This paper examines the effects of prison visitation by community volunteers, such as clergy and mentors; the authors note that visitation was associated with reduced recidivism rates and the beneficial effects grew as the proportion of visits increased.
Research has shown that prison visitation is associated with reduced recidivism. The authors of this study analyze whether visits from community volunteers (CVs)—specifically, clergy and mentors—had an impact on recidivism, by examining 836 offenders released from Minnesota prisons. The results show that CV visits significantly reduced all three measures of reoffending but had no impact on technical violation revocations.
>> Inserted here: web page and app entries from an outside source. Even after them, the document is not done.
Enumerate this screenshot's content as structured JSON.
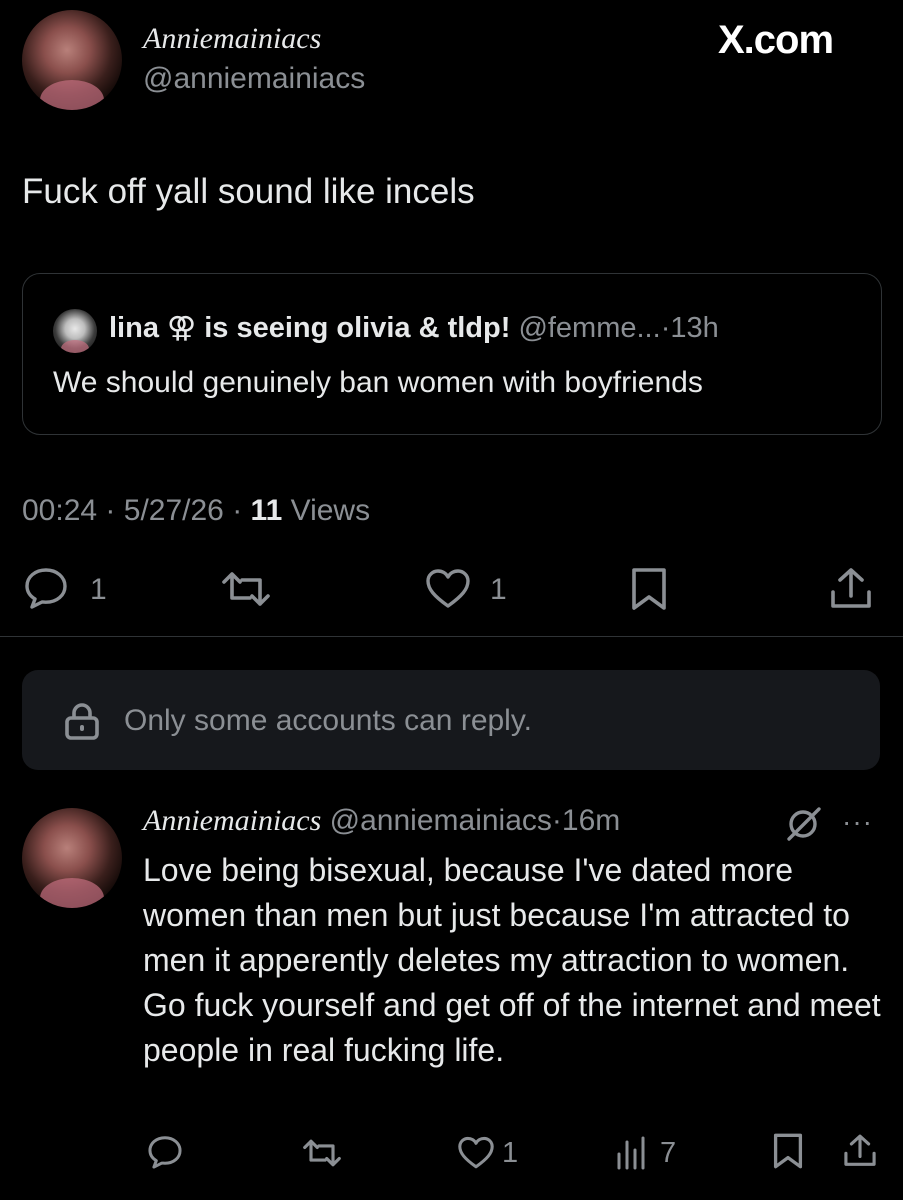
{
  "header": {
    "display_name": "Anniemainiacs",
    "handle": "@anniemainiacs",
    "site": "X.com"
  },
  "post": {
    "text": "Fuck off yall sound like incels",
    "quote": {
      "author": "lina ⚢ is seeing olivia & tldp!",
      "handle": "@femme...",
      "sep": "·",
      "time": "13h",
      "text": "We should genuinely ban women with boyfriends"
    },
    "meta": {
      "time": "00:24",
      "sep1": "·",
      "date": "5/27/26",
      "sep2": "·",
      "views_count": "11",
      "views_label": "Views"
    },
    "actions": {
      "reply_count": "1",
      "like_count": "1"
    }
  },
  "reply_restriction": {
    "text": "Only some accounts can reply."
  },
  "reply": {
    "display_name": "Anniemainiacs",
    "handle": "@anniemainiacs",
    "sep": "·",
    "time": "16m",
    "more": "···",
    "text": "Love being bisexual, because I've dated more women than men but just because I'm attracted to men it apperently deletes my attraction to women. Go fuck yourself and get off of the internet and meet people in real fucking life.",
    "actions": {
      "like_count": "1",
      "views_count": "7"
    }
  },
  "colors": {
    "background": "#000000",
    "text": "#e7e9ea",
    "muted": "#8b8f94",
    "border": "#2f3336",
    "reply_box": "#16181c"
  }
}
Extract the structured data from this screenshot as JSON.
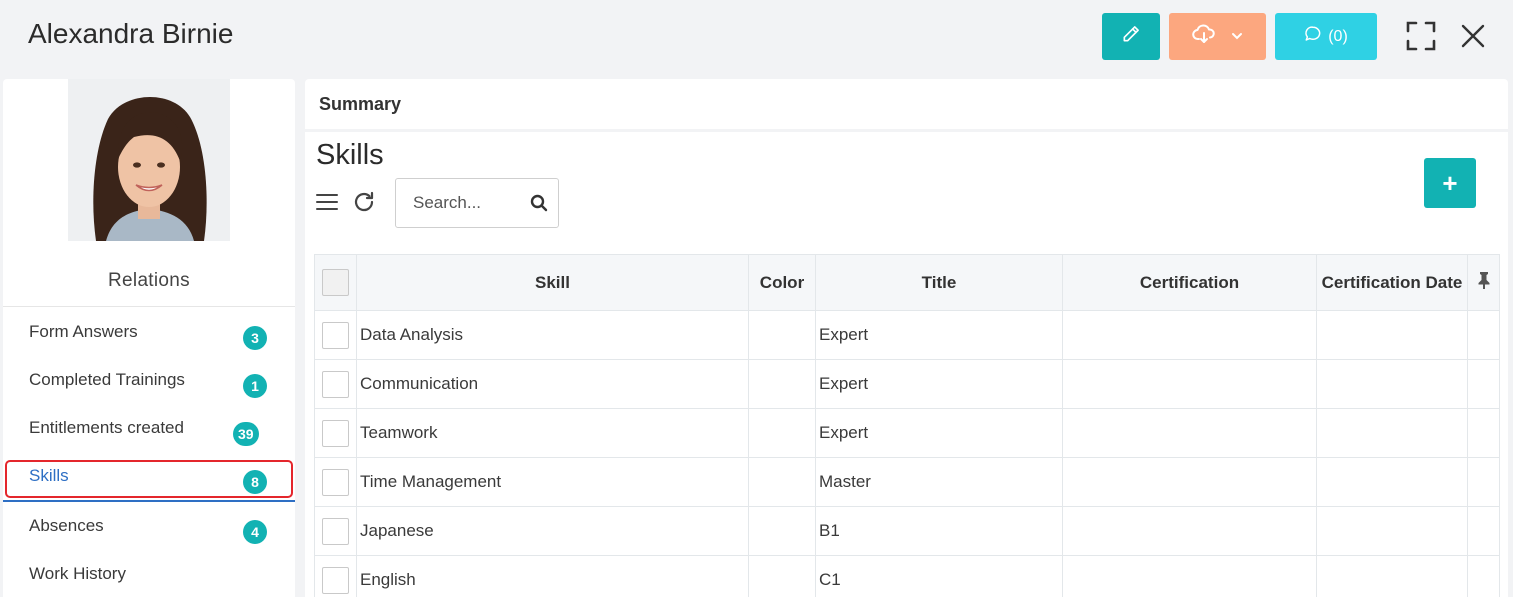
{
  "header": {
    "title": "Alexandra Birnie",
    "comments_label": "(0)"
  },
  "colors": {
    "edit": "#12b2b3",
    "download": "#fca77f",
    "comments": "#2fd1e4",
    "badge": "#12b2b3",
    "active_link": "#2e6fc4",
    "highlight": "#e4262c"
  },
  "relations": {
    "heading": "Relations",
    "items": [
      {
        "label": "Form Answers",
        "count": "3"
      },
      {
        "label": "Completed Trainings",
        "count": "1"
      },
      {
        "label": "Entitlements created",
        "count": "39"
      },
      {
        "label": "Skills",
        "count": "8"
      },
      {
        "label": "Absences",
        "count": "4"
      },
      {
        "label": "Work History",
        "count": ""
      }
    ]
  },
  "summary": {
    "label": "Summary"
  },
  "skills": {
    "title": "Skills",
    "search_placeholder": "Search...",
    "add_label": "+",
    "columns": [
      "Skill",
      "Color",
      "Title",
      "Certification",
      "Certification Date"
    ],
    "rows": [
      {
        "skill": "Data Analysis",
        "color": "",
        "title": "Expert",
        "certification": "",
        "certification_date": ""
      },
      {
        "skill": "Communication",
        "color": "",
        "title": "Expert",
        "certification": "",
        "certification_date": ""
      },
      {
        "skill": "Teamwork",
        "color": "",
        "title": "Expert",
        "certification": "",
        "certification_date": ""
      },
      {
        "skill": "Time Management",
        "color": "",
        "title": "Master",
        "certification": "",
        "certification_date": ""
      },
      {
        "skill": "Japanese",
        "color": "",
        "title": "B1",
        "certification": "",
        "certification_date": ""
      },
      {
        "skill": "English",
        "color": "",
        "title": "C1",
        "certification": "",
        "certification_date": ""
      }
    ]
  }
}
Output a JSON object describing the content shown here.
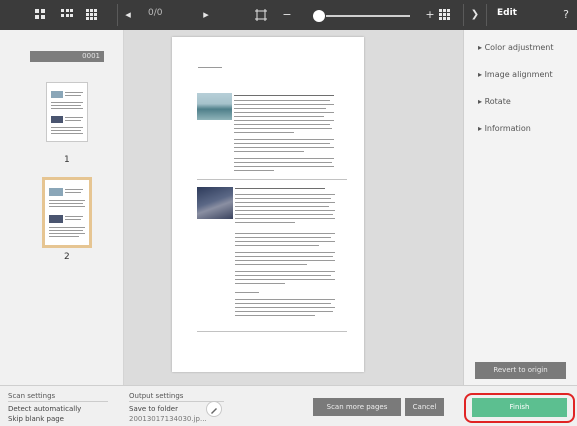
{
  "toolbar": {
    "page_counter": "0/0",
    "edit_label": "Edit",
    "help_icon": "?",
    "prev_glyph": "◂",
    "next_glyph": "▸",
    "minus_glyph": "−",
    "plus_glyph": "+",
    "collapse_glyph": "❯"
  },
  "thumbnails": {
    "tag_label": "0001",
    "items": [
      {
        "number": "1"
      },
      {
        "number": "2"
      }
    ]
  },
  "edit_panel": {
    "items": [
      {
        "label": "Color adjustment"
      },
      {
        "label": "Image alignment"
      },
      {
        "label": "Rotate"
      },
      {
        "label": "Information"
      }
    ],
    "revert_label": "Revert to origin"
  },
  "bottom": {
    "scan_settings_label": "Scan settings",
    "scan_settings_value_1": "Detect automatically",
    "scan_settings_value_2": "Skip blank page",
    "output_settings_label": "Output settings",
    "output_value_1": "Save to folder",
    "output_value_2": "20013017134030.jp...",
    "scan_more_label": "Scan more pages",
    "cancel_label": "Cancel",
    "finish_label": "Finish"
  },
  "colors": {
    "toolbar_bg": "#3b3b3b",
    "finish_green": "#5cbf90",
    "highlight_red": "#e02424",
    "selected_thumb": "#e6c592"
  }
}
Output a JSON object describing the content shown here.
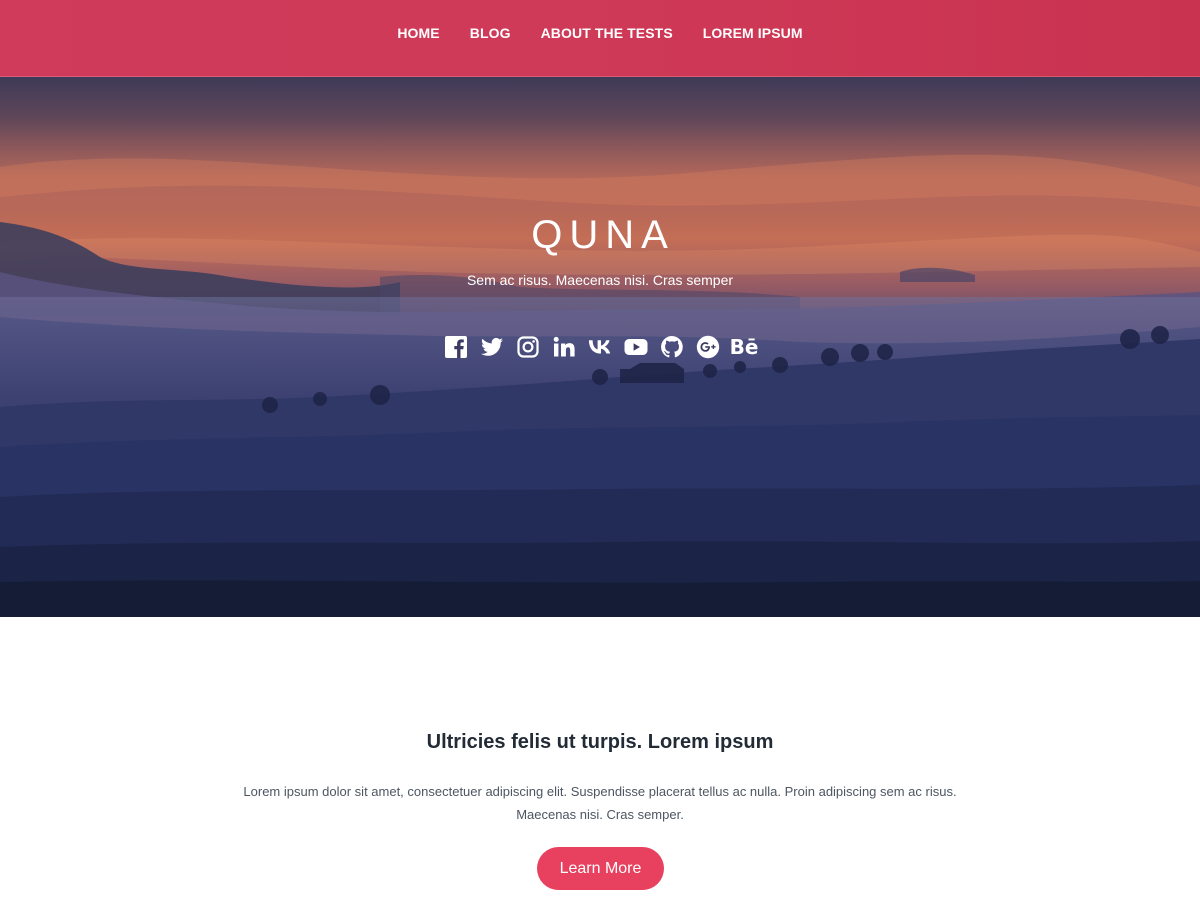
{
  "nav": {
    "items": [
      {
        "label": "HOME"
      },
      {
        "label": "BLOG"
      },
      {
        "label": "ABOUT THE TESTS"
      },
      {
        "label": "LOREM IPSUM"
      }
    ]
  },
  "hero": {
    "title": "QUNA",
    "tagline": "Sem ac risus. Maecenas nisi. Cras semper",
    "socials": [
      {
        "icon": "facebook-icon"
      },
      {
        "icon": "twitter-icon"
      },
      {
        "icon": "instagram-icon"
      },
      {
        "icon": "linkedin-icon"
      },
      {
        "icon": "vk-icon"
      },
      {
        "icon": "youtube-icon"
      },
      {
        "icon": "github-icon"
      },
      {
        "icon": "google-plus-icon"
      },
      {
        "icon": "behance-icon",
        "glyph": "Bē"
      }
    ]
  },
  "feature": {
    "heading": "Ultricies felis ut turpis. Lorem ipsum",
    "body": "Lorem ipsum dolor sit amet, consectetuer adipiscing elit. Suspendisse placerat tellus ac nulla. Proin adipiscing sem ac risus. Maecenas nisi. Cras semper.",
    "button_label": "Learn More"
  },
  "colors": {
    "nav_bg": "#cd3857",
    "accent": "#e8405f",
    "heading": "#222b36",
    "body_text": "#4d5661"
  }
}
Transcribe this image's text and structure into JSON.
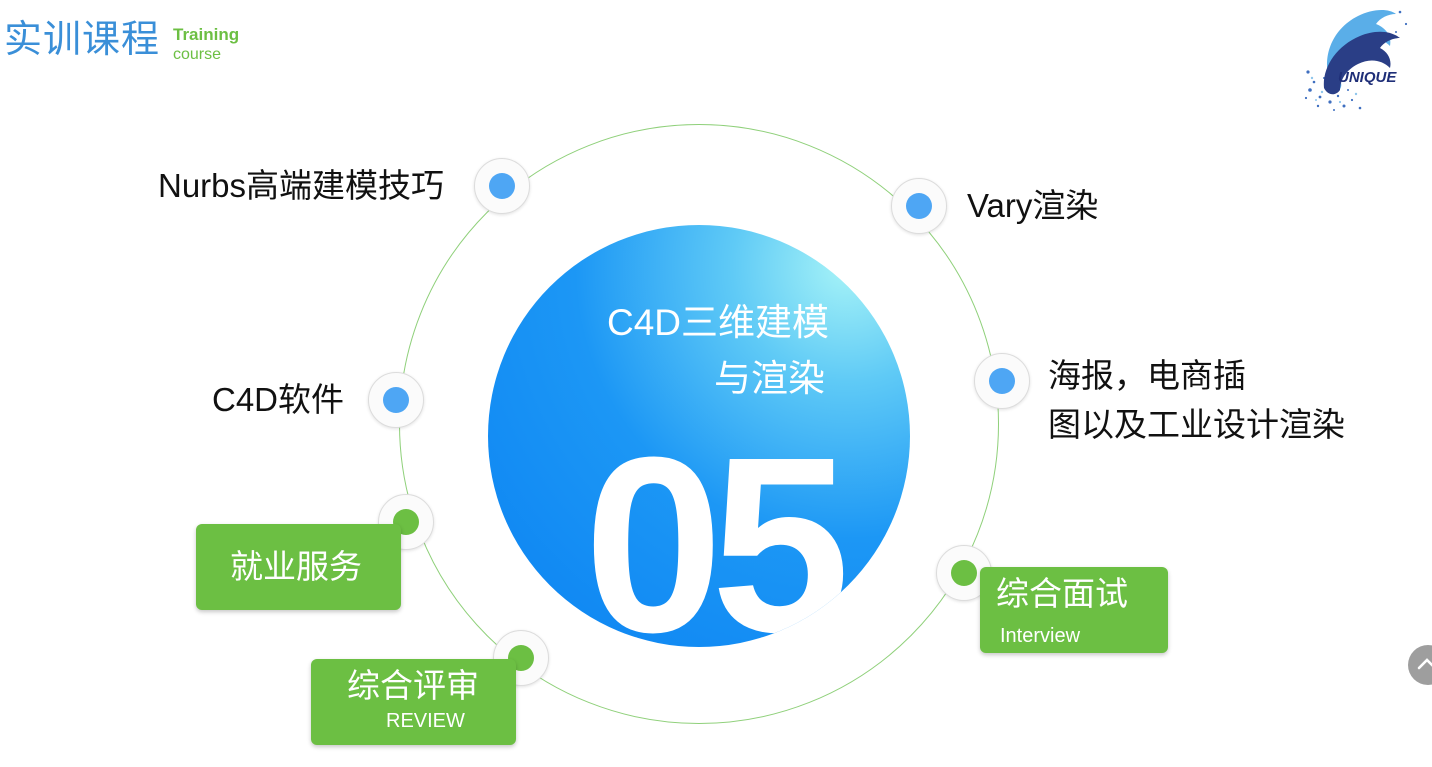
{
  "header": {
    "title_cn": "实训课程",
    "title_en_line1": "Training",
    "title_en_line2": "course"
  },
  "logo": {
    "text": "UNIQUE",
    "icon": "dolphin-logo-icon"
  },
  "center": {
    "title_line1": "C4D三维建模",
    "title_line2": "与渲染",
    "number": "05"
  },
  "items": {
    "nurbs": "Nurbs高端建模技巧",
    "vary": "Vary渲染",
    "c4d": "C4D软件",
    "poster_line1": "海报，电商插",
    "poster_line2": "图以及工业设计渲染"
  },
  "boxes": {
    "employment": {
      "label": "就业服务"
    },
    "review": {
      "label": "综合评审",
      "sub": "REVIEW"
    },
    "interview": {
      "label": "综合面试",
      "sub": "Interview"
    }
  },
  "colors": {
    "accent_blue": "#0b82f2",
    "accent_green": "#6cbf43",
    "header_blue": "#3a8fd8"
  },
  "controls": {
    "scroll_top_icon": "chevron-up-icon"
  }
}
The authors report that the salutary effect on recidivism grew as the proportion of CV visits to all visits increased. The findings suggest CV visits should be conceptualized as a programming resource to be used with higher risk offenders who lack social support. Publisher Abstract Provided